There’s a strong correlation between sun and flu prevention. Make sure you’re getting enough intentional and mindful time in the sun in the summer so that you can go into flu season healthy and strong. Although extensive exposure to harmful UV rays can damage your skin and potentially cause skin cancer, it’s important that we get adequate amounts of vitamin D in the summer to remain healthy. . . especially during flu season.
You’ve probably heard that the sun can drive off the winter blues, but did you know the sun can also ward off the flu?
Each year the CDC creates a flu index, which collects information on reported flu cases from each of the state’s health departments, and then applies it to a 10-point scale, with 10 being the highest flu risk. Researchers seeking new insights on sun and flu prevention combined data from this flu index with sunlight levels by county Nationwide.
The Sun, The Flu, and You

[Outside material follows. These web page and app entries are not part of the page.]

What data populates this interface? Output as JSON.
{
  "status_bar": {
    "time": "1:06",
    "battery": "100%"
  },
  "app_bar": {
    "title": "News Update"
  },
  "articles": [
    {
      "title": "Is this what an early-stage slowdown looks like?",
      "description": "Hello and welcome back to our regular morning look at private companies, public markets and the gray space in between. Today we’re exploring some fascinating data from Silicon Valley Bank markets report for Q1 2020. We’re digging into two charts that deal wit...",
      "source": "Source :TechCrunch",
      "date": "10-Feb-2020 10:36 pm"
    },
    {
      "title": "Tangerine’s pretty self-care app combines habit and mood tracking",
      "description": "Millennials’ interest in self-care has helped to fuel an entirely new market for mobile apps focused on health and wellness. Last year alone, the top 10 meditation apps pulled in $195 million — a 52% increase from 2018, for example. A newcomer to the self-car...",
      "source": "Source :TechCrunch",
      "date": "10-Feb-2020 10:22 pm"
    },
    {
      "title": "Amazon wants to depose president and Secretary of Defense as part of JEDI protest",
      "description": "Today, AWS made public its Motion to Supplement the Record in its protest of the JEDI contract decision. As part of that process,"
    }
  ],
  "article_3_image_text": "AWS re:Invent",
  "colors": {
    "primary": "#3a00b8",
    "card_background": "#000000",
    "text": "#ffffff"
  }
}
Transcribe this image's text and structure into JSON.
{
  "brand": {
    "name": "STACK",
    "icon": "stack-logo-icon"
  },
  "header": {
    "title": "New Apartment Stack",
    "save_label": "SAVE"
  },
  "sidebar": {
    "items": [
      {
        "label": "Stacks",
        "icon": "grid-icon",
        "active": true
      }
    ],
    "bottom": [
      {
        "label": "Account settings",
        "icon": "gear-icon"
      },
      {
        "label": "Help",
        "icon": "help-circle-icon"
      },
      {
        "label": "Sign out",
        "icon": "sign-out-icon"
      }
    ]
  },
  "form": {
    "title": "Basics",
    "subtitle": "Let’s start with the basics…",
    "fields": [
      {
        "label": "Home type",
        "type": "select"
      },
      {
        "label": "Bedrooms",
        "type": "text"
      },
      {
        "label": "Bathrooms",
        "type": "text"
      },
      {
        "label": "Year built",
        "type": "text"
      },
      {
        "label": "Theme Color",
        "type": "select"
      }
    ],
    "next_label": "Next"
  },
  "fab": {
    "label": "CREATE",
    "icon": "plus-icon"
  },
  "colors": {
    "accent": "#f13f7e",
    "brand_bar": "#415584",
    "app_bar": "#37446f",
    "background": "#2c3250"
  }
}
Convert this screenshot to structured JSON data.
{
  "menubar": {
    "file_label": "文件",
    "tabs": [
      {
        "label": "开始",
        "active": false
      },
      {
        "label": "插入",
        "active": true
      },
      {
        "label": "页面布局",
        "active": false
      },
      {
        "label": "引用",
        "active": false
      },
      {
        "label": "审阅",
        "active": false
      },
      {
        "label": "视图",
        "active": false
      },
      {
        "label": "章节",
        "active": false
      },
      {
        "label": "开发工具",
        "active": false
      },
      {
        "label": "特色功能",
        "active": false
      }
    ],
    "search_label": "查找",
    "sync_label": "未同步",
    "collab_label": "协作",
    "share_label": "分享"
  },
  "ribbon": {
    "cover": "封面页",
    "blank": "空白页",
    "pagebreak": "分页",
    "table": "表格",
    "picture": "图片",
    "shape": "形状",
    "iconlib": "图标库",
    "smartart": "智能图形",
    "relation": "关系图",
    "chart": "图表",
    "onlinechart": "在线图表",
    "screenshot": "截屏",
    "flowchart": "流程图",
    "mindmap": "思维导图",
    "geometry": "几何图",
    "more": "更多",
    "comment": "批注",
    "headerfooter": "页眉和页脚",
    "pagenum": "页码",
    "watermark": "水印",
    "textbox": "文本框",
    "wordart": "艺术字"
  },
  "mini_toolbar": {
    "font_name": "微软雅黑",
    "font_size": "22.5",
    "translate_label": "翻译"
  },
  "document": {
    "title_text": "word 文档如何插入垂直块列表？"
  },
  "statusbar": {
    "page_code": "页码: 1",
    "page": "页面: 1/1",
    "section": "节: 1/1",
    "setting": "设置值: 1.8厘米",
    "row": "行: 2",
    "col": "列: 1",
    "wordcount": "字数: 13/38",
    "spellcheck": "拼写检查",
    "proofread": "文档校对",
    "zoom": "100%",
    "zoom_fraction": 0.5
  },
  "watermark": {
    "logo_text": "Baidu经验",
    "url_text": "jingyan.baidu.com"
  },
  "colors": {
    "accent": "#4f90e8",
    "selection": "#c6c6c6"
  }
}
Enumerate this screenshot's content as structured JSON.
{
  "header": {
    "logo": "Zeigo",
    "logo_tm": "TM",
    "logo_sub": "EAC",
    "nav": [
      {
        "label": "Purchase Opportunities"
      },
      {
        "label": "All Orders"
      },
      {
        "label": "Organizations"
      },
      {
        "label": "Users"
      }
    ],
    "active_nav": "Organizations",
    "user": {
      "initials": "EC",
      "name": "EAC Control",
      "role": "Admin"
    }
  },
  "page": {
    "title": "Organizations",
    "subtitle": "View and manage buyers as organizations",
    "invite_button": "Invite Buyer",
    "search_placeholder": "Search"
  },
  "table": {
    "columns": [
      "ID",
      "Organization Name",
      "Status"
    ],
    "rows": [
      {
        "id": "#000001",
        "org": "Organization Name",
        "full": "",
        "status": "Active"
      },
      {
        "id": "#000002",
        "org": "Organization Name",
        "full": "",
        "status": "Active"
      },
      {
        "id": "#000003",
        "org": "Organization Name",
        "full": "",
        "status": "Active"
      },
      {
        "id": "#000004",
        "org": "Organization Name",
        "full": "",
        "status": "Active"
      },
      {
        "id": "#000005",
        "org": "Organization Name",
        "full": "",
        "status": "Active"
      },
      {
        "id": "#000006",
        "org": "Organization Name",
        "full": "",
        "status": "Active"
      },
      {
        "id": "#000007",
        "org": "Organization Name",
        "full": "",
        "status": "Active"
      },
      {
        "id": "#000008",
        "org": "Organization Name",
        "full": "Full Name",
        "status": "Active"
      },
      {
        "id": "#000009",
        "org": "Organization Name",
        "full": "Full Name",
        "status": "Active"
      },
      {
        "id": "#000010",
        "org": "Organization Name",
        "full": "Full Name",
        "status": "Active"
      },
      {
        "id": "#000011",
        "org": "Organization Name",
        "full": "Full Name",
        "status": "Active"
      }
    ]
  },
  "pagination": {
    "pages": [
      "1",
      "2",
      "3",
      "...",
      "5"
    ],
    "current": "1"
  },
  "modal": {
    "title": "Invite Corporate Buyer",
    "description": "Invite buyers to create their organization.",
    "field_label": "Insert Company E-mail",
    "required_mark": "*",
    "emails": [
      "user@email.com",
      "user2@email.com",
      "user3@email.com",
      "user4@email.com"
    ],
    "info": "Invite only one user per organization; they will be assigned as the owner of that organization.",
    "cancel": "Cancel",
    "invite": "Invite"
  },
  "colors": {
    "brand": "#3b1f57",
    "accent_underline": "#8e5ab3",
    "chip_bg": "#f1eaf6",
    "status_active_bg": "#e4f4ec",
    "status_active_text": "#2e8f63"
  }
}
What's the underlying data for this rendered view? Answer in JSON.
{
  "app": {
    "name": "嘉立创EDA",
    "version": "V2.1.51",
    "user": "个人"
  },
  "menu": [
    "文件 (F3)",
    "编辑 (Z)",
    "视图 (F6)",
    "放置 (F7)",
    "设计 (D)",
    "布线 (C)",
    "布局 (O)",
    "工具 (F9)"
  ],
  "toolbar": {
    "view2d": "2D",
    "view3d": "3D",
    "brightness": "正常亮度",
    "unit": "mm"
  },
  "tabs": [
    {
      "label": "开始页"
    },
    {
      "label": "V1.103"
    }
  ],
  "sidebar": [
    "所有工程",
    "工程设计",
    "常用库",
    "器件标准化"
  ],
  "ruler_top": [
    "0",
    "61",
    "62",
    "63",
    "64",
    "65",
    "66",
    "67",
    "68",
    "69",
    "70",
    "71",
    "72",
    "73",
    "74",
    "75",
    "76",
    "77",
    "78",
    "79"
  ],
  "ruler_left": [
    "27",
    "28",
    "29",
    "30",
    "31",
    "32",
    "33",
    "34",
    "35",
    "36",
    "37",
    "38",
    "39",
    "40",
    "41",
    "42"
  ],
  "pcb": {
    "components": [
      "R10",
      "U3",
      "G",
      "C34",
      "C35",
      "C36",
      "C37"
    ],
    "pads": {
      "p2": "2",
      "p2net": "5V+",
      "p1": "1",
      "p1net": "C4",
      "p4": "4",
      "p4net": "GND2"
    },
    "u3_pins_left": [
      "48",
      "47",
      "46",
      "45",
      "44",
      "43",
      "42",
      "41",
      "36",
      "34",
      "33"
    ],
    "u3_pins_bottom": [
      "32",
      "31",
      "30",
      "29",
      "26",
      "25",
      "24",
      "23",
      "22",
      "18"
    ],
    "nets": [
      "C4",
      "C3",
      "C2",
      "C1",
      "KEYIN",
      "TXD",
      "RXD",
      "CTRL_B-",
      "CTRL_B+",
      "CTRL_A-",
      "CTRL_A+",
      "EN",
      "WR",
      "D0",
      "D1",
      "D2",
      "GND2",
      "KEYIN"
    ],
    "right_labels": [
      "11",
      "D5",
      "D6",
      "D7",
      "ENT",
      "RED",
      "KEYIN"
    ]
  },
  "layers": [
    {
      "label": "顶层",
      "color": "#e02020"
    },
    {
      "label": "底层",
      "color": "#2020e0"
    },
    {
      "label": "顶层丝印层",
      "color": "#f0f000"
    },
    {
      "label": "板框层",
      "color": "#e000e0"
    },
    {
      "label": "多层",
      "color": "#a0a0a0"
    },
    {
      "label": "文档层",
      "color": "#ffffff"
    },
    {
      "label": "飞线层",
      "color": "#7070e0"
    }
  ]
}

The findings were clear: the more sunlight residents saw in late Summer and early Fall, the lower the flu levels were in that area. In fact, just a 10-percent increase in relative sunlight was found to lower the flu risk on the 10-point flu index by 3 whole points.
David Slusky, assistant professor of economics and the paper's co-author said, "Relatively higher levels of sunlight given what you normally see in a state resulted in relatively lower levels of flu for that season in that state.” In other words, it’s true, there’s a connection between sun and flu prevention.
Well, what’s the cause of this phenomena? People who spend more time in the sun in August and September are getting their vitamin D, which is key in reducing the severity of flu season. Slusky says, "I was always taught as a child that sunlight had no benefit, that it was only bad. 'You can get a sunburn or skin cancer. Wear your hat and your sunscreen and stay inside all the time. . . Now we know that not only vitamin D has health benefits, but also that there is seasonal-affective disorder and related depression, due to lack of sunlight. It's a much more complicated and nuanced relationship. Trying to weigh the cost and benefits appropriately is a broader conversation worth having."
Population Density Matters
One thing to keep in mind is that it doesn’t matter how well you protect yourself against flu if you’re in densely populated areas. Contagion will run its course. "There is a middle range of states that are near the optimal amount of concentration such that sunlight is more protective against the flu than in states that are either very, very concentrated or states that are little concentrated," Slusky said.
The middle states that appeared to most benefit from extra sunlight in August and September were Georgia, Indiana, Kansas, Kentucky, Missouri, New Hampshire, New Mexico, North Carolina, Tennessee, Arizona, Colorado, Michigan, Minnesota, Nebraska, Ohio, Texas, Utah and Wisconsin. States that are more densely populated, such as California, Florida, New Jersey, New York and Pennsylvania, saw less benefit from added sunlight in those two months, and low-density states such as Maine, Vermont, Montana and Wyoming also saw less benefit overall.
Download our mobile app Sun Keeper today to optimize your daily Vitamin D intake! Available on Google Play and iTunes.